“Ruth was not only a shining star in coral research, but an indomitable spirit in every aspect of life,” said Judy Lemus, HIMB interim director and friend of Gates. “Her enthusiasm was contagious, and she absolutely loved what she did. Her loss will be felt deeply within our own community and throughout the broader research community.”
Gates was a tireless innovator and advocate for coral reef conservation. Coral reefs around the world have experienced massive die off as a result of warming ocean temperatures, increasing acidity, pollution runoff from land and other threats. The focus of her most recent research efforts was creating “super corals,” coral species occurring naturally in the ocean that could be trained to become more resilient to these harsh conditions.
“Knowing that time is short to save corals and humanity, Ruth saw opportunity in breeding corals that have not only survived prior hardships, but thrived under tough conditions. With backing from Paul Allen’s Vulcan Foundation, her lab is determining what traits make some corals better survivors than others, and reinforcing those traits through selective breeding,” said Brian Taylor, dean of the UH Mānoa School of Ocean and Earth Science and Technology.
“I have heard from hundreds of people, scientists and non-scientists who have expressed their admiration and appreciation for all that Ruth meant to them and to the world,” said Michael Bruno, UH Mānoa vice chancellor for research. “Ruth’s vision and passion will be missed by all of us who were fortunate to have worked with her.

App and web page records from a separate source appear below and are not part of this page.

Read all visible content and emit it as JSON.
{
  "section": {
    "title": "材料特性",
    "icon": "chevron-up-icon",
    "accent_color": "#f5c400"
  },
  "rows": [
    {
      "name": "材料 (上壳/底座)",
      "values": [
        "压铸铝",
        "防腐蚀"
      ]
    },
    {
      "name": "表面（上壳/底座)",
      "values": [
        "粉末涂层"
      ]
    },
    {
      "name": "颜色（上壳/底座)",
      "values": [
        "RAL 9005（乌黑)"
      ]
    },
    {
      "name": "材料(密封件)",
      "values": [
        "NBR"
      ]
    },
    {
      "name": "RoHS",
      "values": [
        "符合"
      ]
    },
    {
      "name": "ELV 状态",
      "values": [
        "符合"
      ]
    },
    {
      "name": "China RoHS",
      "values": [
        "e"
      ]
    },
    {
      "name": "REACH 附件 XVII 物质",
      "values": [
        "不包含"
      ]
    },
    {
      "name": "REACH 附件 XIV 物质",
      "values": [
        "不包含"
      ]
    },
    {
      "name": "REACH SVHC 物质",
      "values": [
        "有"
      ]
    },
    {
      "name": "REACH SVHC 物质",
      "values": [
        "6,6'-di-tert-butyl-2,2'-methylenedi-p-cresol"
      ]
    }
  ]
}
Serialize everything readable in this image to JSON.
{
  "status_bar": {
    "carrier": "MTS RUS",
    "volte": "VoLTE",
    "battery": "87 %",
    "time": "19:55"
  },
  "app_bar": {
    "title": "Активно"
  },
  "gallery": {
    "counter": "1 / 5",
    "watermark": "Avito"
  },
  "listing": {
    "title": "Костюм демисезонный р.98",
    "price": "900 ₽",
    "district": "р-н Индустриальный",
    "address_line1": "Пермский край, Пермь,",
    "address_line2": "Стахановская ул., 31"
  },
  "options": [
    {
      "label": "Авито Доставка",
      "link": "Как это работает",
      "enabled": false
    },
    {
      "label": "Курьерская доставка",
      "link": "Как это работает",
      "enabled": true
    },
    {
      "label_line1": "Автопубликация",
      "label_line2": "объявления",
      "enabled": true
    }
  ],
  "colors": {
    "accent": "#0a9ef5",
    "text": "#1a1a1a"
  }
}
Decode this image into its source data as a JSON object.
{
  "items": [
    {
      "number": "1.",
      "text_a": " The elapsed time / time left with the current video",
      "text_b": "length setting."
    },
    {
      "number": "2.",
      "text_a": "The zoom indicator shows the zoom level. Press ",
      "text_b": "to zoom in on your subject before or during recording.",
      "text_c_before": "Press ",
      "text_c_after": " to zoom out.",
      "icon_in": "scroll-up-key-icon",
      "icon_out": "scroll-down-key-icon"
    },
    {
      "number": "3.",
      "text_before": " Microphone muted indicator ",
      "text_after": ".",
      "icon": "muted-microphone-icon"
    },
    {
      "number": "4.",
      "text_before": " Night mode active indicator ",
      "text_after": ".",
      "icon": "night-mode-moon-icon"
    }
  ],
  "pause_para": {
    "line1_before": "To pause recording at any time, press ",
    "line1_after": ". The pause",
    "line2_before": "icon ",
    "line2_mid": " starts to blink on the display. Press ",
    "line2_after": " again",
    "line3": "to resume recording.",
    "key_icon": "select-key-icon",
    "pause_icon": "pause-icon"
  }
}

Most of all, I will miss her generous spirit; Ruth was always generous with her time and her knowledge, and we were all made better as a result.”
“Ruth was a cherished colleague and friend. All of us who had the good fortune to know her, work with her or spend time with her will miss her deeply,” said David Lassner, interim UH Mānoa chancellor and UH president. “UH has lost a gifted teacher, a creative researcher, a remarkable collaborator and a compelling communicator. And the world has lost a powerful champion for our coral reefs and one of our most effective voices in the fight against climate change and its devastating impact on our planet.”
Recognizing the importance of training the next generation of scientists, Gates advised 17 graduate students and 14 post-doctoral students; and mentored many others to find their path to make their unique contribution.
Gates’ passion for sharing new scientific discoveries and encouraging the global community to contribute to coral reef conservation came through in her many public speaking events, in the Emmy award-winning film Chasing Coral that featured her research, and in all that she did to communicate the urgency of climate change impacts on marine ecosystems.
Gates received numerous awards and recognition, including the UH President’s Emerging Leaders fellowship in 2008, the Paul Allen X-Prize Ocean Challenge to Mitigate Impacts of Ocean Acidification in 2013, the 2014 UH Board of Regents’ Medal for Excellence in Research, ARCS Foundation Scientist of the Year 2015, president of the International Society for Reef Studies 2015–2019, and 2015 Distinguished Woman Scholar by the University of Victoria, Canada.